About the poetic art itself and the forms of it, what specific capacity each has, and how one ought to put together stories if the making of them is going to hold together beautifully, and also how many and what sort of parts stories are made of, and likewise about as many other things as belong to the inquiry into poetic art, let us speak once we have first started, in accord with nature, from the things that come first.
Now epic poetry and the making of tragedy, and also comedy and dithyrambic poetry, as well as most flute-playing and lyre-playing, are all as a whole just exactly imitations, but they are different from one another in three ways, for they differ either by making their imitations in different things, by imitating different things, or by imitating differently and not in the same way. For just as some people who make images imitate many things by means of both colors and shapes (some through art and others through habituation), and others by means of the voice, so too with the arts mentioned, all of them make imitations in rhythm, speech, and harmony, and with these either separate or mixed. For example, both flute-playing and lyre-playing, and any other arts there happen to be that are of that sort in their capacity, such as the art of the Pan-pipes, use only harmony and rhythm, while the art of dancers uses rhythm itself apart from harmony (for they too, through the rhythms of their gestures, imitate states of character, feelings, and actions). But the art that uses bare words and the one that uses meters, and the latter either mixing meters with one another or using one particular kind, happen to be nameless up to now. For we have nothing to use as a name in common for the mimes of Sophron and Xenarchus and the Socratic dialogues, even if someone were to make the imitation with [iambic] trimeters or elegiac [couplets] or anything else of that sort. Instead, people connect the poetic making with the meter and name “elegiac poets,” or others “epic poets,” calling them poets not as a result of the imitation but as a result of the meter as what is common to them, for even when they bring out something medical or about nature in meter, people are accustomed to speak of them in that way. But nothing is common to Homer and Empedocles except the meter, and hence, while it is just to call the former a poet, the latter is more a student of nature than a poet. By the same token, even if someone were to make an imitation by mixing all the meters, the very way Chaeremon made the Centaur as a patchwork mixture of all the meters, one would have to call him too a poet. As for these things, then, let them be distinguished in this way. And there are some arts that use all the things mentioned—I mean, for instance, rhythm and melody and meter—as do the making of both dithyrambs and nomes, and both tragedy and comedy.

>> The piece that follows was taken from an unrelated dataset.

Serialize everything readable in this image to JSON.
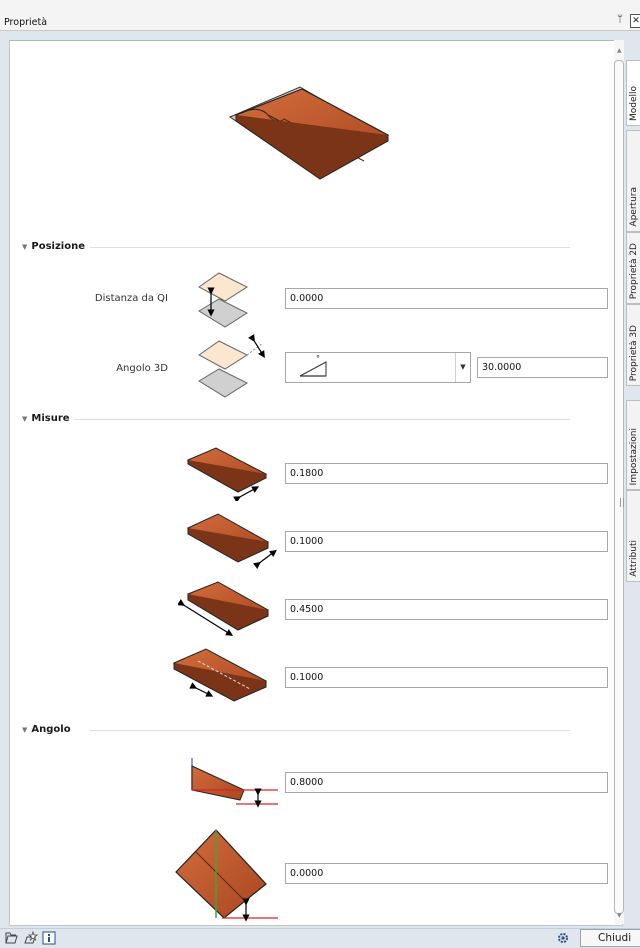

|Introduction to 1998 edition|
|I||The Setting of the Poetics||1|
|II||Aristotle's Aesthetics 1: Art and its Pleasure||42|
|III||Aristotle's Aesthetics 2: Craft, Nature and Unity in Art||82|
|V||Action and Character||138|
|VI||Tragedy and the Emotions||168|
|VII||Fallibility & Misfortune: The Secularisation of the Tragic||202|
|VIII||The Chorus of Tragedy||238|
|IX||Epic, Comedy and Other Genres||253|
|X||Influence & Status: the Nachleben of the Poetics||286|
|App. 1||The Date of the Poetics||324|
|App. 2||The Poetics and Plato||331|
|App. 3||Drama in the Theatre: Aristotle on Spectacle (opsis)||337|
|App. 4||Aristotle on Language (lexis)||344|
|App. 5||Interpretations of katharsis||350|
Posted August 7, 2010
No text was provided for this review.